• [How to complete this task]: Please print the records below word for word.

• [Data for analysis]:
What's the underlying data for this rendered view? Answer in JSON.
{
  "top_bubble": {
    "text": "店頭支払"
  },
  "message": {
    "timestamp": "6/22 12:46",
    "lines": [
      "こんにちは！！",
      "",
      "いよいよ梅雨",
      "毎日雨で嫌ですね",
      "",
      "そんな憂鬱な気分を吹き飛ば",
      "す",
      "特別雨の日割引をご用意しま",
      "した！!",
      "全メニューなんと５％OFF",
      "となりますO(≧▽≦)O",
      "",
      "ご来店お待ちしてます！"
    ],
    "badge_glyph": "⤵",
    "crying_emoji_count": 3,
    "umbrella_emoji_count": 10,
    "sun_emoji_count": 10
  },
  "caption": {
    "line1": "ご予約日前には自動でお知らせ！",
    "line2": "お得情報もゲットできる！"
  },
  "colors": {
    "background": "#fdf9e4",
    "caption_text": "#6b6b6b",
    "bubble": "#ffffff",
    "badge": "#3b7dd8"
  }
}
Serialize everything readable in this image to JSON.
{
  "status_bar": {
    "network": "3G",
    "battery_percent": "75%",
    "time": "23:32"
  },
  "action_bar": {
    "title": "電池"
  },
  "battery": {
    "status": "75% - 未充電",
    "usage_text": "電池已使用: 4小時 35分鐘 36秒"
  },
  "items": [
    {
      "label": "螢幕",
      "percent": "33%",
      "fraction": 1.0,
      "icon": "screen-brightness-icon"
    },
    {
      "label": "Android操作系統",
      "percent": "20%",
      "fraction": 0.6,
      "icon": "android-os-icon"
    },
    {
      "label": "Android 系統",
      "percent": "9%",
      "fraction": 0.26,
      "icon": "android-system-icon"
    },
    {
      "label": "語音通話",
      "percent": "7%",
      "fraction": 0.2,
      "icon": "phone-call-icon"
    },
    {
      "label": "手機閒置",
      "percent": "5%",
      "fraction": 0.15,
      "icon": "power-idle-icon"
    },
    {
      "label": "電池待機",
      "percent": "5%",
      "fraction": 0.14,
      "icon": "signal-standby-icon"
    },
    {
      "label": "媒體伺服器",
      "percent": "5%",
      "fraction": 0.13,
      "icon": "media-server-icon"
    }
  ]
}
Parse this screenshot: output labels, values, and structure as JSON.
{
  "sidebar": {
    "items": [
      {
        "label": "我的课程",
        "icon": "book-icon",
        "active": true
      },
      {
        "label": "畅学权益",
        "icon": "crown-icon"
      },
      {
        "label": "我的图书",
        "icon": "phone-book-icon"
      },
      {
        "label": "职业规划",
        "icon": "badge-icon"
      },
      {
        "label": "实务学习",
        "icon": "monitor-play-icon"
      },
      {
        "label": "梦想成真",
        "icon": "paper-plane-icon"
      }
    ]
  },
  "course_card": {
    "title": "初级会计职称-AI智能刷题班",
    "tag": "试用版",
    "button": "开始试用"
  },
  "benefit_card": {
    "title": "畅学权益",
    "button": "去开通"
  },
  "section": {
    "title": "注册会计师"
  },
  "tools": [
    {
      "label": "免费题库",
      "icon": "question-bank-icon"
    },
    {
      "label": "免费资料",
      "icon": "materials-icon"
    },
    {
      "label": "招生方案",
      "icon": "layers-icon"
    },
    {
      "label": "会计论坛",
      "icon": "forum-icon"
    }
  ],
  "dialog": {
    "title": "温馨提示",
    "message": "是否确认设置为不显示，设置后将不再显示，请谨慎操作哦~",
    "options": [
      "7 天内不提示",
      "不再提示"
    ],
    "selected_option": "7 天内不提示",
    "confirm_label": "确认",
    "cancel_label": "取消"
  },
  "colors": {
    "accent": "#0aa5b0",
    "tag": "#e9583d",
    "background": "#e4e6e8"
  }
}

• [Output of the task]:
What's the underlying data for this rendered view? Answer in JSON.
{
  "top_bubble": {
    "text": "店頭支払"
  },
  "message": {
    "timestamp": "6/22 12:46",
    "lines": [
      "こんにちは！！",
      "",
      "いよいよ梅雨",
      "毎日雨で嫌ですね",
      "",
      "そんな憂鬱な気分を吹き飛ば",
      "す",
      "特別雨の日割引をご用意しま",
      "した！!",
      "全メニューなんと５％OFF",
      "となりますO(≧▽≦)O",
      "",
      "ご来店お待ちしてます！"
    ],
    "badge_glyph": "⤵",
    "crying_emoji_count": 3,
    "umbrella_emoji_count": 10,
    "sun_emoji_count": 10
  },
  "caption": {
    "line1": "ご予約日前には自動でお知らせ！",
    "line2": "お得情報もゲットできる！"
  },
  "colors": {
    "background": "#fdf9e4",
    "caption_text": "#6b6b6b",
    "bubble": "#ffffff",
    "badge": "#3b7dd8"
  }
}
Serialize everything readable in this image to JSON.
{
  "status_bar": {
    "network": "3G",
    "battery_percent": "75%",
    "time": "23:32"
  },
  "action_bar": {
    "title": "電池"
  },
  "battery": {
    "status": "75% - 未充電",
    "usage_text": "電池已使用: 4小時 35分鐘 36秒"
  },
  "items": [
    {
      "label": "螢幕",
      "percent": "33%",
      "fraction": 1.0,
      "icon": "screen-brightness-icon"
    },
    {
      "label": "Android操作系統",
      "percent": "20%",
      "fraction": 0.6,
      "icon": "android-os-icon"
    },
    {
      "label": "Android 系統",
      "percent": "9%",
      "fraction": 0.26,
      "icon": "android-system-icon"
    },
    {
      "label": "語音通話",
      "percent": "7%",
      "fraction": 0.2,
      "icon": "phone-call-icon"
    },
    {
      "label": "手機閒置",
      "percent": "5%",
      "fraction": 0.15,
      "icon": "power-idle-icon"
    },
    {
      "label": "電池待機",
      "percent": "5%",
      "fraction": 0.14,
      "icon": "signal-standby-icon"
    },
    {
      "label": "媒體伺服器",
      "percent": "5%",
      "fraction": 0.13,
      "icon": "media-server-icon"
    }
  ]
}
Parse this screenshot: output labels, values, and structure as JSON.
{
  "sidebar": {
    "items": [
      {
        "label": "我的课程",
        "icon": "book-icon",
        "active": true
      },
      {
        "label": "畅学权益",
        "icon": "crown-icon"
      },
      {
        "label": "我的图书",
        "icon": "phone-book-icon"
      },
      {
        "label": "职业规划",
        "icon": "badge-icon"
      },
      {
        "label": "实务学习",
        "icon": "monitor-play-icon"
      },
      {
        "label": "梦想成真",
        "icon": "paper-plane-icon"
      }
    ]
  },
  "course_card": {
    "title": "初级会计职称-AI智能刷题班",
    "tag": "试用版",
    "button": "开始试用"
  },
  "benefit_card": {
    "title": "畅学权益",
    "button": "去开通"
  },
  "section": {
    "title": "注册会计师"
  },
  "tools": [
    {
      "label": "免费题库",
      "icon": "question-bank-icon"
    },
    {
      "label": "免费资料",
      "icon": "materials-icon"
    },
    {
      "label": "招生方案",
      "icon": "layers-icon"
    },
    {
      "label": "会计论坛",
      "icon": "forum-icon"
    }
  ],
  "dialog": {
    "title": "温馨提示",
    "message": "是否确认设置为不显示，设置后将不再显示，请谨慎操作哦~",
    "options": [
      "7 天内不提示",
      "不再提示"
    ],
    "selected_option": "7 天内不提示",
    "confirm_label": "确认",
    "cancel_label": "取消"
  },
  "colors": {
    "accent": "#0aa5b0",
    "tag": "#e9583d",
    "background": "#e4e6e8"
  }
}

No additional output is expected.